Weld managed to run substantially to the left of his Democratic opponent—John Silber, the union-busting president of Boston University who was known mostly for clashing with Howard Zinn and threatening to cut mothers off of welfare—and he won a massive reelection victory after breaking the hearts of conservatives who expected him to cut spending. Nearly three decades later, his tenure is mostly remembered as a time of balanced budgets and bipartisan education reforms that have made Massachusetts schools the envy of the nation.
But that turned out to be the zenith of Weld’s political career. Ahead of the 1996 presidential election, conservative pundits like William Safire shot him come-hither glances—only to worry that he was pro-choice and “soft on gays.” Weld opted for a lateral move instead, contesting John Kerry’s Senate seat that year, but he didn’t have the stomach for cutthroat politics. When, in a last-chance gambit to rally conservatives, Weld demanded that Kerry explain his opposition to the death penalty to the mother of a murdered police officer, the senator masterfully shot back with a reference to his own time in Vietnam.
If you’ve made John Kerry look like Cicero on the debate stage, you should probably take a moment to reconsider your strategy. Weld lost to Kerry by eight points. Soon thereafter, the two made nice by quaffing beers like old buddies after the Harvard-Yale game.
The lesson was clear: Massachusetts liberals are willing to vote for local Republicans because it makes them feel open-minded and fiscally responsible. But those same politicians find it impossible to move up in the world because of the state of the broader GOP. Observe the cases of Rudy Giuliani, who first recommended Weld for a job in the Reagan administration, and Romney, who succeeded him as governor. Both performed reasonably well as blue-state Republicans, only to contort themselves unrecognizably in a failed attempt to win right-wing support at the national level.
Along with Weld, Hogan, and a few others, they make up what is left of the moderate Republican breed.
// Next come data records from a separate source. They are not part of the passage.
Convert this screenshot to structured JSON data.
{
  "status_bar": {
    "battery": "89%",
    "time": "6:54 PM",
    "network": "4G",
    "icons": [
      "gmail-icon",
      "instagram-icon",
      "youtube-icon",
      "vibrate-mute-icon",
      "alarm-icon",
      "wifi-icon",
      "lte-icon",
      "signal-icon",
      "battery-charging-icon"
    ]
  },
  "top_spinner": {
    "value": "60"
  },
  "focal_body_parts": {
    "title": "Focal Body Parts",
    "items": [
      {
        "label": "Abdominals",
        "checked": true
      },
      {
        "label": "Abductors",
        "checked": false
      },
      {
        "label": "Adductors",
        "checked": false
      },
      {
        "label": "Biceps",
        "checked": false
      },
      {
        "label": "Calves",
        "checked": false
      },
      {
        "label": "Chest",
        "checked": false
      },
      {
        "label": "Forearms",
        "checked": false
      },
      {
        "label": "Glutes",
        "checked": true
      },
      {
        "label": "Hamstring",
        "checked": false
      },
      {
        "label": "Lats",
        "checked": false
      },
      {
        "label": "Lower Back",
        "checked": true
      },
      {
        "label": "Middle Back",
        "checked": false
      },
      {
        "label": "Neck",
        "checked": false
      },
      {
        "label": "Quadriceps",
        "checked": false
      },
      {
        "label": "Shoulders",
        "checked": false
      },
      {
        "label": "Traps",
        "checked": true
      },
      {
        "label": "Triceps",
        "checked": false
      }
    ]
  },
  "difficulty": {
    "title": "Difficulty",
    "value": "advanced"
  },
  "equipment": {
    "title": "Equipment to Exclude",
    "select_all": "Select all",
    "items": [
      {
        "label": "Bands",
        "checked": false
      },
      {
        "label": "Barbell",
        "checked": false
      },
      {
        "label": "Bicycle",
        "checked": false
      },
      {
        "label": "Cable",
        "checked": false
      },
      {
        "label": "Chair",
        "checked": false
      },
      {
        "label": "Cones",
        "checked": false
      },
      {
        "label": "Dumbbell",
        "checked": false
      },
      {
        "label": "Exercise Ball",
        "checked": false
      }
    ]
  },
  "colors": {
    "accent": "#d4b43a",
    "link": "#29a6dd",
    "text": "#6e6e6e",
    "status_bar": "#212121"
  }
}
But unlike the recently deceased George H. W. Bush, who was able to gradually shift to a harder-edged partisanship, their careers have unfolded entirely after the party’s conservative takeover. Weld refused to budge further right, and in the end, he couldn’t even finagle an appointment as President Bill Clinton’s ambassador to Mexico; arch-conservative Senator Jesse Helms blocked his nomination, reportedly disgusted with Weld’s progressive stances on gay rights and abortion.
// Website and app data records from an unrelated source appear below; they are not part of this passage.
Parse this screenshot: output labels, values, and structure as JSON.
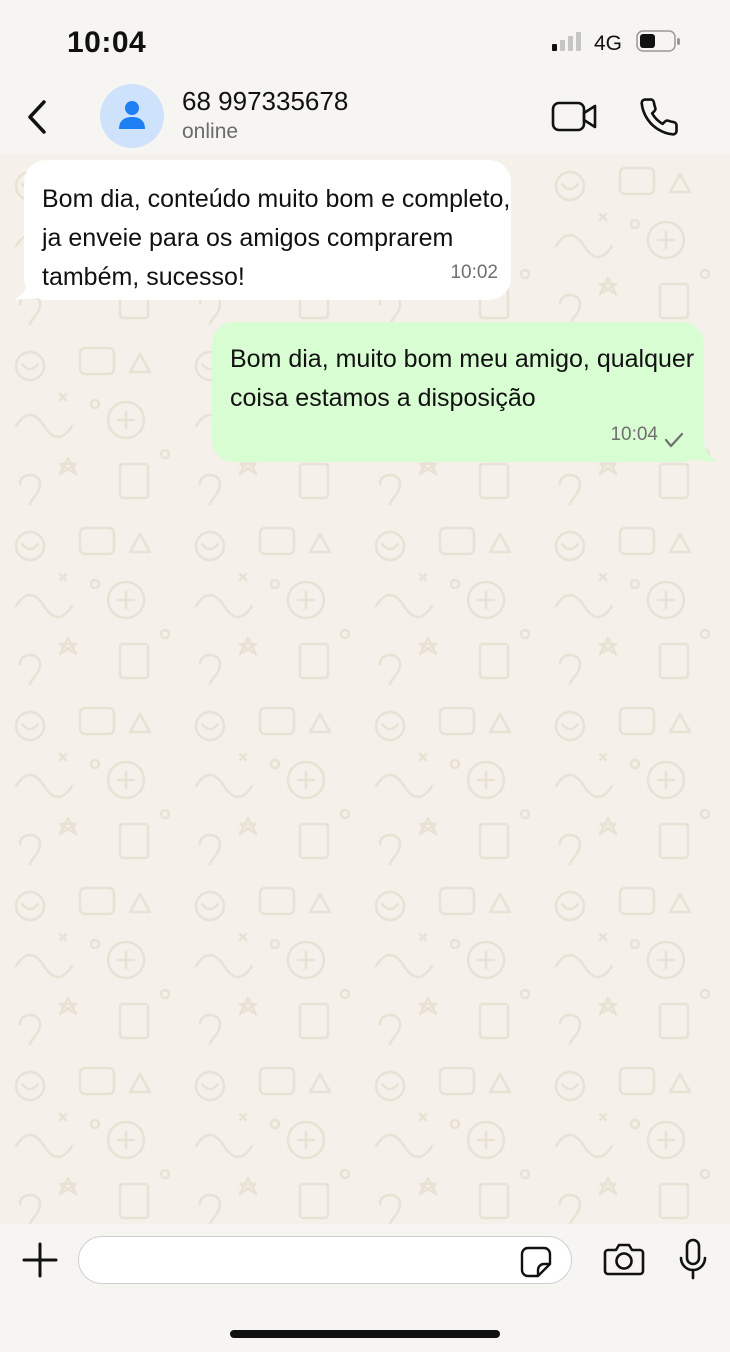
{
  "status_bar": {
    "time": "10:04",
    "network": "4G",
    "signal_bars_active": 1,
    "signal_bars_total": 4,
    "battery_level": 0.45
  },
  "header": {
    "contact_name": "68 997335678",
    "contact_status": "online",
    "icons": {
      "back": "chevron-left",
      "avatar": "person",
      "video": "video-camera",
      "call": "phone"
    }
  },
  "messages": [
    {
      "direction": "incoming",
      "text": "Bom dia, conteúdo muito bom e completo, ja enveie para os amigos comprarem também, sucesso!",
      "time": "10:02"
    },
    {
      "direction": "outgoing",
      "text": "Bom dia, muito bom meu amigo, qualquer coisa estamos a disposição",
      "time": "10:04",
      "status": "sent"
    }
  ],
  "composer": {
    "input_value": "",
    "input_placeholder": "",
    "icons": {
      "attach": "plus",
      "sticker": "sticker",
      "camera": "camera",
      "mic": "microphone"
    }
  },
  "colors": {
    "incoming_bubble": "#ffffff",
    "outgoing_bubble": "#d9fdd3",
    "chat_background": "#f5f1ea",
    "avatar_background": "#cfe2fb",
    "avatar_icon": "#1e7ff2"
  }
}
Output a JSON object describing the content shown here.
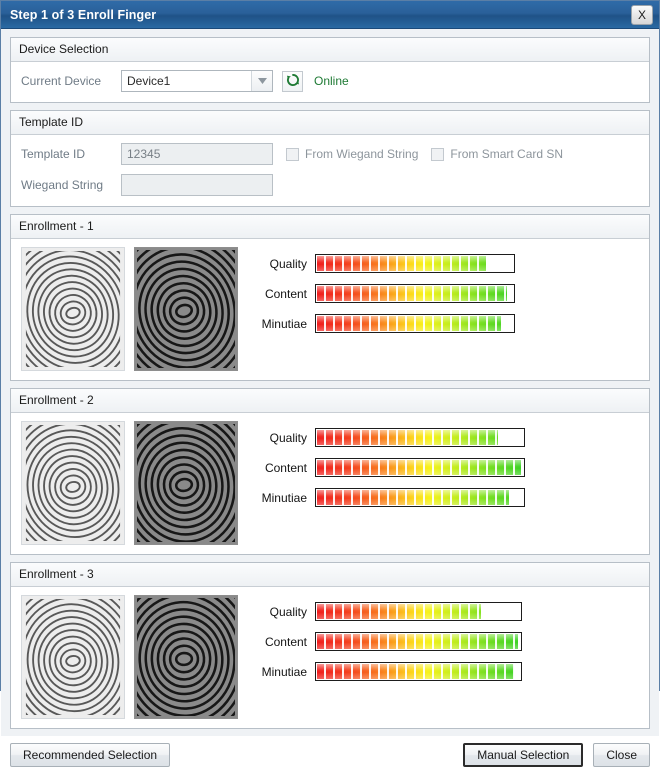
{
  "window": {
    "title": "Step 1 of 3 Enroll Finger",
    "close_label": "X"
  },
  "device_selection": {
    "group_title": "Device Selection",
    "current_device_label": "Current Device",
    "device_value": "Device1",
    "refresh_icon": "refresh-icon",
    "status": "Online",
    "status_color": "#1e7a34"
  },
  "template_id": {
    "group_title": "Template ID",
    "template_id_label": "Template ID",
    "template_id_value": "12345",
    "wiegand_label": "Wiegand String",
    "wiegand_value": "",
    "from_wiegand_label": "From Wiegand String",
    "from_wiegand_checked": false,
    "from_smartcard_label": "From Smart Card SN",
    "from_smartcard_checked": false
  },
  "enrollments": [
    {
      "title": "Enrollment - 1",
      "meters": [
        {
          "label": "Quality",
          "percent": 86
        },
        {
          "label": "Content",
          "percent": 97
        },
        {
          "label": "Minutiae",
          "percent": 94
        }
      ]
    },
    {
      "title": "Enrollment - 2",
      "meters": [
        {
          "label": "Quality",
          "percent": 88
        },
        {
          "label": "Content",
          "percent": 99
        },
        {
          "label": "Minutiae",
          "percent": 93
        }
      ]
    },
    {
      "title": "Enrollment - 3",
      "meters": [
        {
          "label": "Quality",
          "percent": 81
        },
        {
          "label": "Content",
          "percent": 99
        },
        {
          "label": "Minutiae",
          "percent": 97
        }
      ]
    }
  ],
  "meter_track_widths": [
    200,
    210,
    207
  ],
  "footer": {
    "recommended_label": "Recommended Selection",
    "manual_label": "Manual Selection",
    "close_label": "Close",
    "focused_button": "manual"
  },
  "colors": {
    "titlebar": "#2a6099",
    "meter_low": "#f01d1d",
    "meter_mid": "#f7f217",
    "meter_high": "#34cf24"
  }
}
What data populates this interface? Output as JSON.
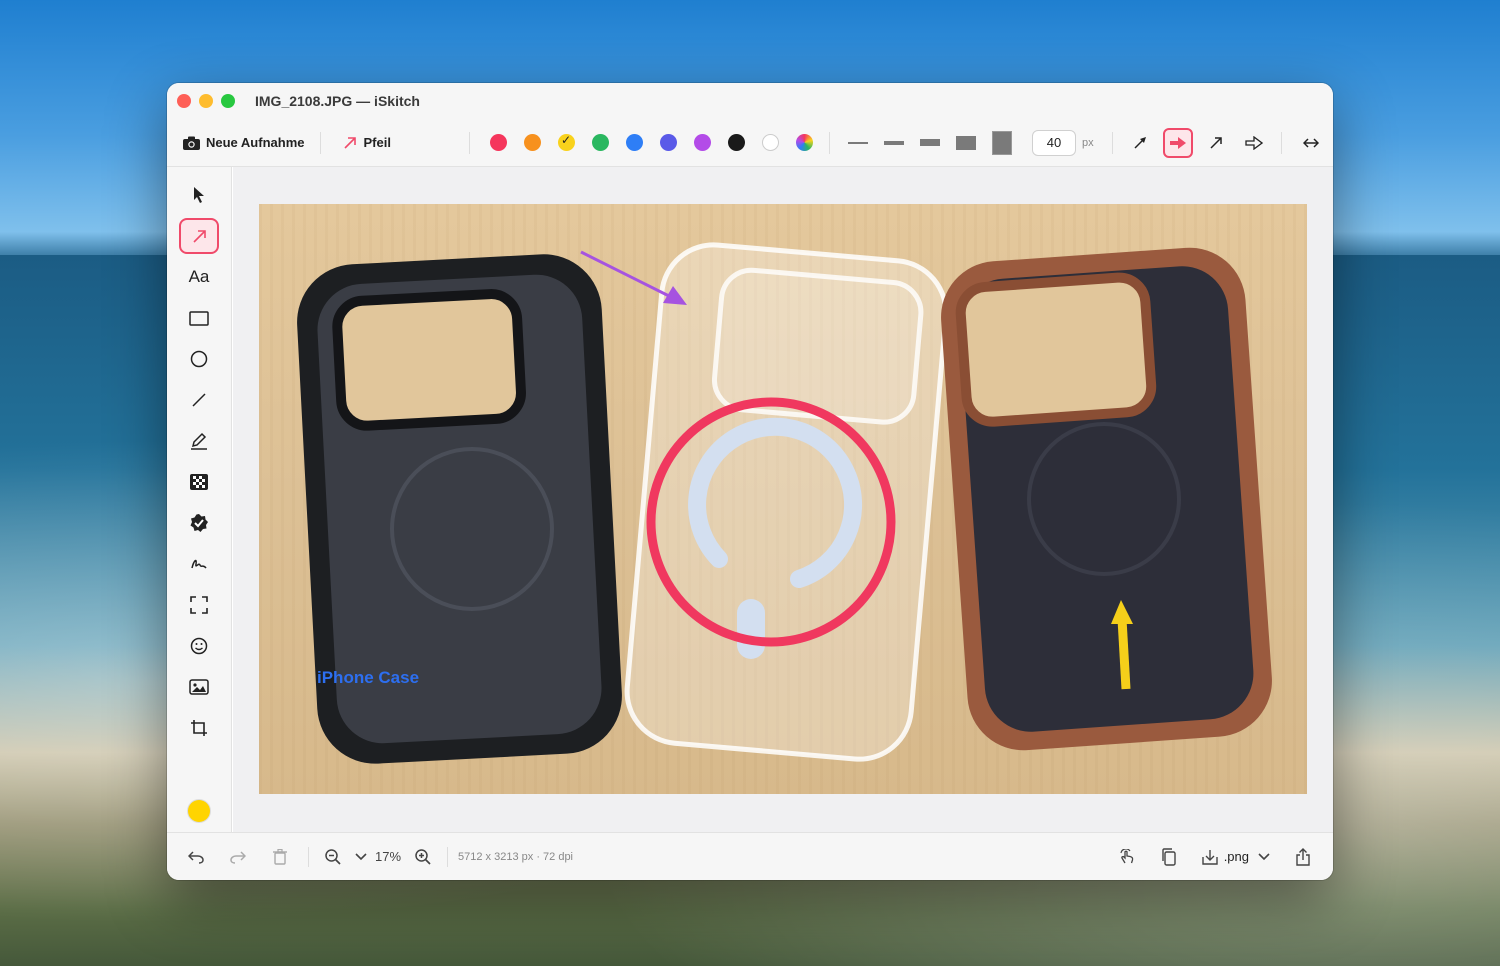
{
  "window": {
    "title": "IMG_2108.JPG — iSkitch",
    "traffic_colors": [
      "#fe5f57",
      "#febc2e",
      "#28c840"
    ]
  },
  "toolbar": {
    "capture_label": "Neue Aufnahme",
    "tool_label": "Pfeil",
    "colors": [
      "#f5365c",
      "#f7911e",
      "#f9d21c",
      "#2ab760",
      "#2e7ef6",
      "#5a5ae8",
      "#b34be8",
      "#1a1a1a",
      "#ffffff",
      "rainbow"
    ],
    "selected_color_index": 2,
    "stroke_width": "40",
    "stroke_unit": "px",
    "arrow_styles": [
      "thin-arrow",
      "filled-arrow",
      "line-arrow",
      "outline-arrow"
    ],
    "selected_arrow_index": 1
  },
  "sidebar": {
    "tools": [
      "select",
      "arrow",
      "text",
      "rectangle",
      "ellipse",
      "line",
      "pen",
      "pixelate",
      "stamp",
      "signature",
      "selection",
      "emoji",
      "image",
      "crop"
    ],
    "text_tool_label": "Aa",
    "active_tool_index": 1,
    "current_color": "#ffd400"
  },
  "canvas": {
    "annotation_text": "iPhone Case",
    "annotation_text_color": "#2d6ff0",
    "circle_color": "#f0385f",
    "arrow_purple_color": "#a653e0",
    "arrow_yellow_color": "#f5cf1a"
  },
  "statusbar": {
    "zoom": "17%",
    "image_info": "5712 x 3213 px · 72 dpi",
    "format": ".png"
  }
}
Weld hasn’t held office since 1997. What once could have been written off as maverick inclinations have morphed into outright heresies, such as his endorsement of Barack Obama for president in 2008 after initially stumping for Romney. His taste for a doomed fight is still evident. He will not be elected president, or likely even give Trump a scare in New Hampshire.
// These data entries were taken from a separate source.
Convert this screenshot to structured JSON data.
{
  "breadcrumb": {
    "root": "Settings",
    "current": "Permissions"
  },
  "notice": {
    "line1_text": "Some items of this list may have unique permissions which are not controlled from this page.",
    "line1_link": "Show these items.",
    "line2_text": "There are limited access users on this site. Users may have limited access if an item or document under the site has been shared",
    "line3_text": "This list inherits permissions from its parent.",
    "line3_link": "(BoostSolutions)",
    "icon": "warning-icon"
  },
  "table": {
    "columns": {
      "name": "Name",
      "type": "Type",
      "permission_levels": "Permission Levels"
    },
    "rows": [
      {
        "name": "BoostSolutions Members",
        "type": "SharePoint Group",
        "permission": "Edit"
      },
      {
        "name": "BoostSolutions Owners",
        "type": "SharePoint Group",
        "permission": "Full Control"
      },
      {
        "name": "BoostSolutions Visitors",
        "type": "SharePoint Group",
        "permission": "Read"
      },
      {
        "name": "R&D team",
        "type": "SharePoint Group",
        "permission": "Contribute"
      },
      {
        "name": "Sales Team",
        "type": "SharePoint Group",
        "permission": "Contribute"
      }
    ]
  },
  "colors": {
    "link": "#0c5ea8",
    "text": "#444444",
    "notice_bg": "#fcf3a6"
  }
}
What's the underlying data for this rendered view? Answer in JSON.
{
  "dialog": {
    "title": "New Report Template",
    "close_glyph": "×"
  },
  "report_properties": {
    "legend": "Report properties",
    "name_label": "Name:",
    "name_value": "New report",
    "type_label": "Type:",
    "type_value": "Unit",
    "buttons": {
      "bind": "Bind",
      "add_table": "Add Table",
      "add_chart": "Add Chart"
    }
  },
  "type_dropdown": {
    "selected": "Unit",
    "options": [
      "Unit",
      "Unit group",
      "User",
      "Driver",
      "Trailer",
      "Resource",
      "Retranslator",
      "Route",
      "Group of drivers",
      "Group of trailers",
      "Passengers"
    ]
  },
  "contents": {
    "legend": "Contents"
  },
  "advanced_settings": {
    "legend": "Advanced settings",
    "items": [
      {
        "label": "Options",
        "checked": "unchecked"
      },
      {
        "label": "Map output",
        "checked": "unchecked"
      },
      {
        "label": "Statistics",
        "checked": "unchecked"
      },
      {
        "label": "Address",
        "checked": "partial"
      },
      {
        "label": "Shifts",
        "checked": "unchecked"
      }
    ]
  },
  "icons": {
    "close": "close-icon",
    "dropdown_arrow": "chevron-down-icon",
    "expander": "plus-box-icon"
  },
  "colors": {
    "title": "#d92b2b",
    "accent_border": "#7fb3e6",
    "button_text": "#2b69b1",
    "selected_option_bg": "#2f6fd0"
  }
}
But that doesn’t make this presidential run pointless. For Weld, it’s a chance to tilt at one more windmill as the Last Rockefeller Republican. For Trump, it may be portent of inter-partisan conflict, even as he enjoys sky-high approval among conservatives. Sitting presidents who have attracted primary challengers, from Harry Truman in 1952 to Bush in 1992, have gone on to either retire or lose their reelection campaigns. If Weld draws any blood, his candidacy will amount to much more than a late-career lark. And even if it proves spectacularly ineffective, history will look kindly on it.